The Mariinsky Chorus has taken part in a number of recordings for the Mariinsky label under the baton of Valery Gergiev, among them Shostakovich’s The Nose (2009), Tchaikovsky’s Moscow cantata (2009), Wagner’s Parsifal (2010), Shchedrin’s The Enchanted Wanderer (2010), Shostakovich’s Second and Eleventh Symphonies (2010), Donizetti’s Lucia di Lammermoor (2011) and Stravinsky’s Les Noces and Oedipus Rex (2010). For this last recording the chorus won one of its most prestigious prizes – the coveted ICMA 2011 award “For the Best Work by a Chorus”, beating sixteen other European choruses in this category. Previously, for its recording of Sofia Gubaidulina’s St John’s Passion in 2003, the Mariinsky Chorus under Valery Gergiev received a Grammy nomination in the category “Best Choral Performance”.
Selection of Programmes
1. Russian choral music
XX centuryGeorgy Sviridov - "Pushkin's Garland", choral concerto on verses by Alexander Pushkin (1979), selected choral music, Valery Gavrilin - Perezvony, folk choral symphony (1982)
2. Petersburg Serenades
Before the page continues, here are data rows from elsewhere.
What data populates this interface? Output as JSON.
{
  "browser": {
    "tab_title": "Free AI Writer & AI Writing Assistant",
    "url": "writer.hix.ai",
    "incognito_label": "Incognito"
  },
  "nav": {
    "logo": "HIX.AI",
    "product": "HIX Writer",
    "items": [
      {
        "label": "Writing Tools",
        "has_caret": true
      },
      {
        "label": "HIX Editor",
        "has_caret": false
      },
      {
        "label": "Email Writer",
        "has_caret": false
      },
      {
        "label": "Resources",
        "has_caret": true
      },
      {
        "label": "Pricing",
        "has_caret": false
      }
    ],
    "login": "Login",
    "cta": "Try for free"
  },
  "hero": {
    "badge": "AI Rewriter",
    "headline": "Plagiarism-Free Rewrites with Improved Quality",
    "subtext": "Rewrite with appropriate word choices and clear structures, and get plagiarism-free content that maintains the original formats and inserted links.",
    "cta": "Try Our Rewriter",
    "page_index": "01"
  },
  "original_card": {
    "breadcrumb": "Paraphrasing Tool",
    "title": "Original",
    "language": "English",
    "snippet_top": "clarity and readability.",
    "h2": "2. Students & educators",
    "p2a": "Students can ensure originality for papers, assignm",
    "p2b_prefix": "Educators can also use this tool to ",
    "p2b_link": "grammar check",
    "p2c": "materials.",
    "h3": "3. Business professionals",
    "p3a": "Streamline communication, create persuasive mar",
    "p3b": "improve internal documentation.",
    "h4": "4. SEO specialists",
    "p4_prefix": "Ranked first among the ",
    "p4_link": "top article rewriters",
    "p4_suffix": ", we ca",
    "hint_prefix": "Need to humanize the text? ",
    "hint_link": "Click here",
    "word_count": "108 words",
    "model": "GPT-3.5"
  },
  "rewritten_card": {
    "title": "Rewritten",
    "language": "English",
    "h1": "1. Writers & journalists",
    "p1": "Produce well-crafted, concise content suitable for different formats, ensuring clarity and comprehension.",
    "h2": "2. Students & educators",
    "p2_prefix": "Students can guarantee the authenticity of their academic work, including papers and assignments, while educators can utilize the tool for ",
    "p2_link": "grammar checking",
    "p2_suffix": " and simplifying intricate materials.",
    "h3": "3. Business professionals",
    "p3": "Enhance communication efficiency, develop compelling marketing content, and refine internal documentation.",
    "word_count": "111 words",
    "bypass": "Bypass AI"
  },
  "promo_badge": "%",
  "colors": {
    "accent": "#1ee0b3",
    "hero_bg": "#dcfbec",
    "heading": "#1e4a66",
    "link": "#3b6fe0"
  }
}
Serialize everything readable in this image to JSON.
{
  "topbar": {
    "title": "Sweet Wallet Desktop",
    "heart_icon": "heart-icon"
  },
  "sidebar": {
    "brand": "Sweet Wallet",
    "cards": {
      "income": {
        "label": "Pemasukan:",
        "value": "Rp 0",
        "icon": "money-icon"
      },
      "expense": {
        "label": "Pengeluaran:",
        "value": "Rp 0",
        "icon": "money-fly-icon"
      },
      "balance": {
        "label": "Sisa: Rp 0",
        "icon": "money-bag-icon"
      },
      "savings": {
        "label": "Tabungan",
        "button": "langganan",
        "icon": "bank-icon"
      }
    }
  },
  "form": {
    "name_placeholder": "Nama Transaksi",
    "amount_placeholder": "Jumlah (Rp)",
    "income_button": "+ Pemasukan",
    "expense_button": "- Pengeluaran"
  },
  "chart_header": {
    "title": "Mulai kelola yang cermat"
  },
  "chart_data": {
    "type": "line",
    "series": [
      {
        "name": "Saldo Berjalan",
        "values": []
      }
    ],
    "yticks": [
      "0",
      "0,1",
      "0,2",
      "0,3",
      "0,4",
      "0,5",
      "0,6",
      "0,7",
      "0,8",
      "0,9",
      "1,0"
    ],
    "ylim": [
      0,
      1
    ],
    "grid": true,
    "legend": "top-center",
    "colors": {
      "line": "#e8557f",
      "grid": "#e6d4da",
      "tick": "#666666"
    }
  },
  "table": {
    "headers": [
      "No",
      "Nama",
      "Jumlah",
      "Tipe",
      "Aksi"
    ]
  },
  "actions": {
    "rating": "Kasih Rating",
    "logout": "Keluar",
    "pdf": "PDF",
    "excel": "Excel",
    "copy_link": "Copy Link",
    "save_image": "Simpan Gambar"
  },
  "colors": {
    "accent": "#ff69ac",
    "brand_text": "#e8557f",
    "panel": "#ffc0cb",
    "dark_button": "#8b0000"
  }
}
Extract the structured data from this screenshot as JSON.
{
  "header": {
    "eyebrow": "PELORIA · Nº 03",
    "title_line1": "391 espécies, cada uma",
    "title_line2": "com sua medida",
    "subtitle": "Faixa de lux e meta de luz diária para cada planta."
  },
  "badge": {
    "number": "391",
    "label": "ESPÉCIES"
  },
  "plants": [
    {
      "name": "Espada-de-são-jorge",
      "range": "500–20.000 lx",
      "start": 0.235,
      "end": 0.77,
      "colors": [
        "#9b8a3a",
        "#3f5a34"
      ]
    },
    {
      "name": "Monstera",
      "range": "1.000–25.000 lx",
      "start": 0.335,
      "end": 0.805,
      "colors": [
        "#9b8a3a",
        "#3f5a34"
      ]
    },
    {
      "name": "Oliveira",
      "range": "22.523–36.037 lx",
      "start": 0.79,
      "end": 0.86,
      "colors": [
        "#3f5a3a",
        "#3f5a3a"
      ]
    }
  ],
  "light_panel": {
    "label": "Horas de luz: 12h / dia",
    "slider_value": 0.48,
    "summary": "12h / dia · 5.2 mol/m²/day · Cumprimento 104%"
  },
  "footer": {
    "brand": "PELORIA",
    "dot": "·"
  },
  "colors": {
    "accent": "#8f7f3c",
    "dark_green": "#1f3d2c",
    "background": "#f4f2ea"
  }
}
Russian choral music including Alexander Alyabyev, Mikhail Glinka, Alexander Varlamov, Alexander Dargomyzhsky, Pyotr Tchaikovsky, Anton Rubinstein, Nikolay Rimsky-Korsakov, Anton Arensky, Igor Stravinsky, Dmitri Smirnov, folk songs arrangements.
3. Sergei Rachmaninoff
All-Night Vigil (1915)
4. Sergei Rachmaninoff
The Liturgy of St. John Chrysostom (1910)
5. Pyotr Tchaikovsky
The Liturgy of St. John Chrysostom (1878), selected choral works
6. Alexander Gretchaninov
Passion Week (1911)
7. Russian romances and songs
Anton Arensky, Alexander Alyabyev, Alexander Varlamov, Anatoly Novikov, Dmitry Smirnov, Georgy Sviridov, Pyotr Tchaikovsky + more
8. 7 Centuries Masterpieces (Western European Sacred Music)
Josquin Desprez, Antonio Lotti, Giovanni Pierluigi da Palestrina, Gregorio Allegri, Georg Friedrich Händel, Johann Sebastian Bach, Wolfgang Amadeus Mozart, Anton Bruckner, Charles Gounod, John Kenneth Tavener, Arvo Pärt
In addition: Martin Palmeri's Misa Tango - Misa a Buenos Aires with the Mariinsky Chorus, Petrenko (conductor) and Aydar Gainullin (button accordion) will be avilable after the 20 April 2019. (The second part of the concert also includes choral works by Aydar as composer.)